Fluvoxamine Health Risks
In addition to the health risks announced in the FDA alerts (above), there may be other dangers associated with fluvoxamine use.
Do not stop taking fluvoxamine suddenly. Doing so may result in harmful side effects. Your healthcare professional should slowly decrease your dose as necessary.
The risks of using fluvoxamine include:
- An increased risk of having suicidal thoughts or actions
- Bleeding problems, especially if taken with aspirin, NSAIDs (nonsteroidal anti-inflammatory drugs, such as ibuprofen or naproxen), or other drugs that affect bleeding
- Mania (becoming hyperactive, excitable, or elated)
- Seizures (even if fluvoxamine is not taken close in time with a MAOI)
- Increased risks if you are pregnant or may become pregnant. Babies born to mothers taking fluvoxamine late in pregnancy have developed problems such as difficulty breathing and feeding
- Sexual problems including impotence (erectile dysfunction), abnormal ejaculation, difficulty in reaching orgasm, or decreased libido (sexual desire)
Other side effects of fluvoxamine use include:
- Upset stomach
- Difficulty sleeping
- Decreased appetite
It is important to tell your healthcare professional about all known medical conditions, especially if you have liver or kidney disease, or glaucoma. Tell your healthcare professional if you breast-feed or are planning to breast-feed your baby.
Can Other Medicines or Food Affect Fluvoxamine?
In order to avoid dangerous interactions with any medicines you might be taking, tell your healthcare professional about all prescription and non-prescription medicines, vitamins, and herbal supplements that you take.
Medicines of special concern include:
- Certain benzodiazepines, which treat anxiety
- Mexitil (mexiletine), which treats heart beat problems
- Theophylline, which treats asthma
- Warfarin, which treats blood clots
If you plan to drink alcohol while taking fluvoxamine, talk to your healthcare professional.
Fluvoxamine - Getting Legal Help
While most medications have certain anticipated side effects, a drug manufacturer has a duty to make its products as reasonably safe as possible, and to inform the medical community and the public of known risks associated with its drugs. If a manufacturer fails to do so, it can be held legally responsible if patients are injured as the result of inadequate warnings or the unreasonably dangerous nature of the drug, under a legal theory called "product liability."
If you or a loved one have experienced any dangerous symptoms or unusual medical conditions related to fluvoxamine use, you should first contact your doctor or other healthcare professional.

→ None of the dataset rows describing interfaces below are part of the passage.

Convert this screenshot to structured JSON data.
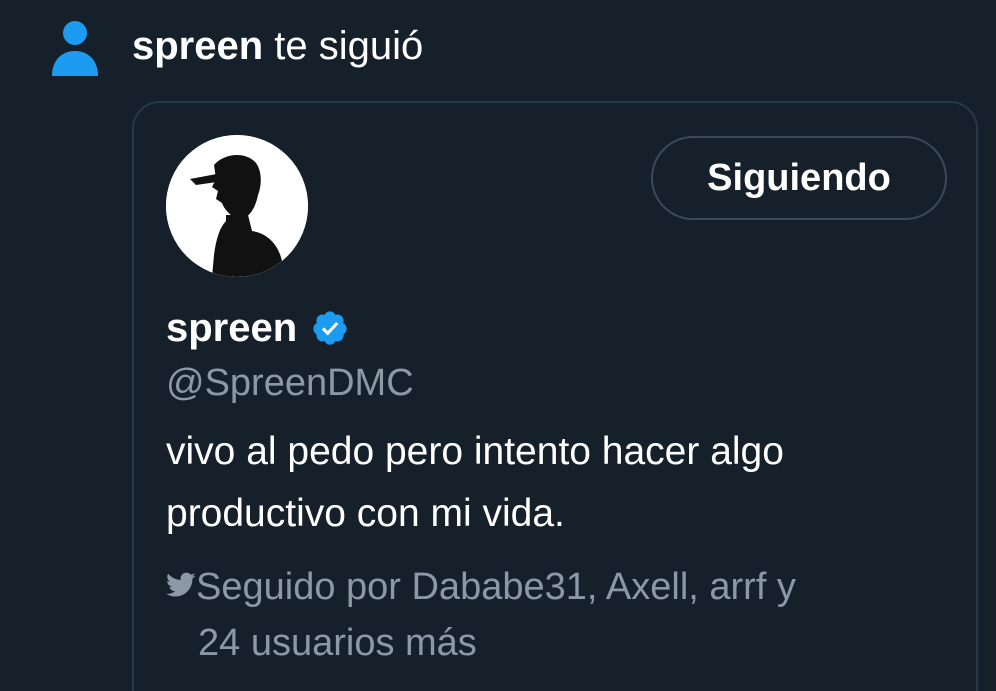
{
  "notification": {
    "icon": "person-icon",
    "actor": "spreen",
    "action": " te siguió"
  },
  "profile_card": {
    "avatar": "avatar-silhouette",
    "follow_button_label": "Siguiendo",
    "display_name": "spreen",
    "verified_icon": "verified-badge-icon",
    "handle": "@SpreenDMC",
    "bio": "vivo al pedo pero intento hacer algo productivo con mi vida.",
    "followed_by_icon": "bird-icon",
    "followed_by_line1": "Seguido por Dababe31, Axell, arrf y",
    "followed_by_line2": "24 usuarios más"
  },
  "colors": {
    "background": "#15202b",
    "accent": "#1d9bf0",
    "secondary_text": "#8b98a5",
    "border": "#273847"
  }
}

You may also wish to meet with an experienced attorney to discuss your options and to protect your right to a legal remedy for any injuries caused by fluvoxamine use.